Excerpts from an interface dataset
-----

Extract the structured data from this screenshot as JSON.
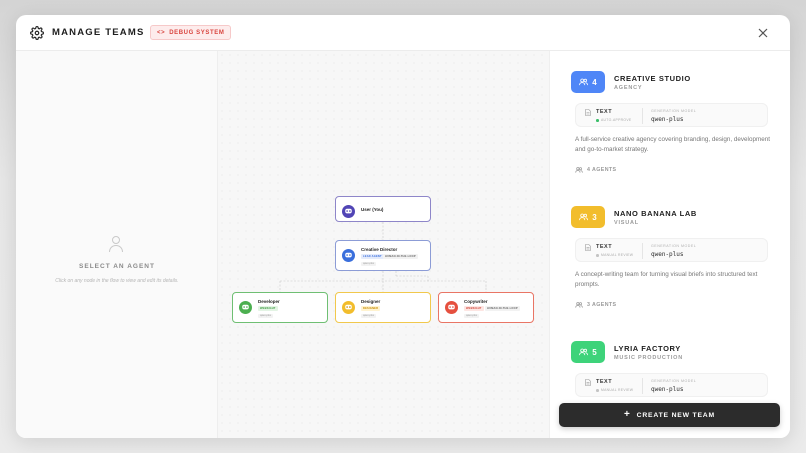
{
  "header": {
    "title": "MANAGE TEAMS",
    "debug_label": "DEBUG SYSTEM"
  },
  "empty_state": {
    "title": "SELECT AN AGENT",
    "subtitle": "Click on any node in the flow to view and edit its details."
  },
  "flow": {
    "user_node": {
      "name": "User (You)"
    },
    "director_node": {
      "name": "Creative Director",
      "tags": [
        "LEAD AGENT",
        "HUMAN-IN-THE-LOOP"
      ],
      "model": "qwen-plus"
    },
    "children": [
      {
        "name": "Developer",
        "tag": "WEBSIGHT",
        "model": "qwen-plus",
        "color": "#4caf50"
      },
      {
        "name": "Designer",
        "tag": "DESIGNER",
        "model": "qwen-plus",
        "color": "#f2bd2c"
      },
      {
        "name": "Copywriter",
        "tags": [
          "WEBSIGHT",
          "HUMAN-IN-THE-LOOP"
        ],
        "model": "qwen-plus",
        "color": "#e5503f"
      }
    ]
  },
  "teams": [
    {
      "count": "4",
      "name": "CREATIVE STUDIO",
      "category": "AGENCY",
      "color": "#4f86f7",
      "mode_type": "TEXT",
      "mode": "AUTO-APPROVE",
      "mode_color": "#3bbf6a",
      "gen_label": "GENERATION MODEL",
      "model": "qwen-plus",
      "description": "A full-service creative agency covering branding, design, development and go-to-market strategy.",
      "agents": "4 AGENTS"
    },
    {
      "count": "3",
      "name": "NANO BANANA LAB",
      "category": "VISUAL",
      "color": "#f2bd2c",
      "mode_type": "TEXT",
      "mode": "MANUAL REVIEW",
      "mode_color": "#c4c4c4",
      "gen_label": "GENERATION MODEL",
      "model": "qwen-plus",
      "description": "A concept-writing team for turning visual briefs into structured text prompts.",
      "agents": "3 AGENTS"
    },
    {
      "count": "5",
      "name": "LYRIA FACTORY",
      "category": "MUSIC PRODUCTION",
      "color": "#3ed37a",
      "mode_type": "TEXT",
      "mode": "MANUAL REVIEW",
      "mode_color": "#c4c4c4",
      "gen_label": "GENERATION MODEL",
      "model": "qwen-plus",
      "description": "",
      "agents": ""
    }
  ],
  "create_button": {
    "label": "CREATE NEW TEAM"
  }
}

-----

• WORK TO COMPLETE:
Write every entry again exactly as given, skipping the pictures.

• ANSWER TO THE EXERCISE:
Extract the structured data from this screenshot as JSON.
{
  "header": {
    "title": "MANAGE TEAMS",
    "debug_label": "DEBUG SYSTEM"
  },
  "empty_state": {
    "title": "SELECT AN AGENT",
    "subtitle": "Click on any node in the flow to view and edit its details."
  },
  "flow": {
    "user_node": {
      "name": "User (You)"
    },
    "director_node": {
      "name": "Creative Director",
      "tags": [
        "LEAD AGENT",
        "HUMAN-IN-THE-LOOP"
      ],
      "model": "qwen-plus"
    },
    "children": [
      {
        "name": "Developer",
        "tag": "WEBSIGHT",
        "model": "qwen-plus",
        "color": "#4caf50"
      },
      {
        "name": "Designer",
        "tag": "DESIGNER",
        "model": "qwen-plus",
        "color": "#f2bd2c"
      },
      {
        "name": "Copywriter",
        "tags": [
          "WEBSIGHT",
          "HUMAN-IN-THE-LOOP"
        ],
        "model": "qwen-plus",
        "color": "#e5503f"
      }
    ]
  },
  "teams": [
    {
      "count": "4",
      "name": "CREATIVE STUDIO",
      "category": "AGENCY",
      "color": "#4f86f7",
      "mode_type": "TEXT",
      "mode": "AUTO-APPROVE",
      "mode_color": "#3bbf6a",
      "gen_label": "GENERATION MODEL",
      "model": "qwen-plus",
      "description": "A full-service creative agency covering branding, design, development and go-to-market strategy.",
      "agents": "4 AGENTS"
    },
    {
      "count": "3",
      "name": "NANO BANANA LAB",
      "category": "VISUAL",
      "color": "#f2bd2c",
      "mode_type": "TEXT",
      "mode": "MANUAL REVIEW",
      "mode_color": "#c4c4c4",
      "gen_label": "GENERATION MODEL",
      "model": "qwen-plus",
      "description": "A concept-writing team for turning visual briefs into structured text prompts.",
      "agents": "3 AGENTS"
    },
    {
      "count": "5",
      "name": "LYRIA FACTORY",
      "category": "MUSIC PRODUCTION",
      "color": "#3ed37a",
      "mode_type": "TEXT",
      "mode": "MANUAL REVIEW",
      "mode_color": "#c4c4c4",
      "gen_label": "GENERATION MODEL",
      "model": "qwen-plus",
      "description": "",
      "agents": ""
    }
  ],
  "create_button": {
    "label": "CREATE NEW TEAM"
  }
}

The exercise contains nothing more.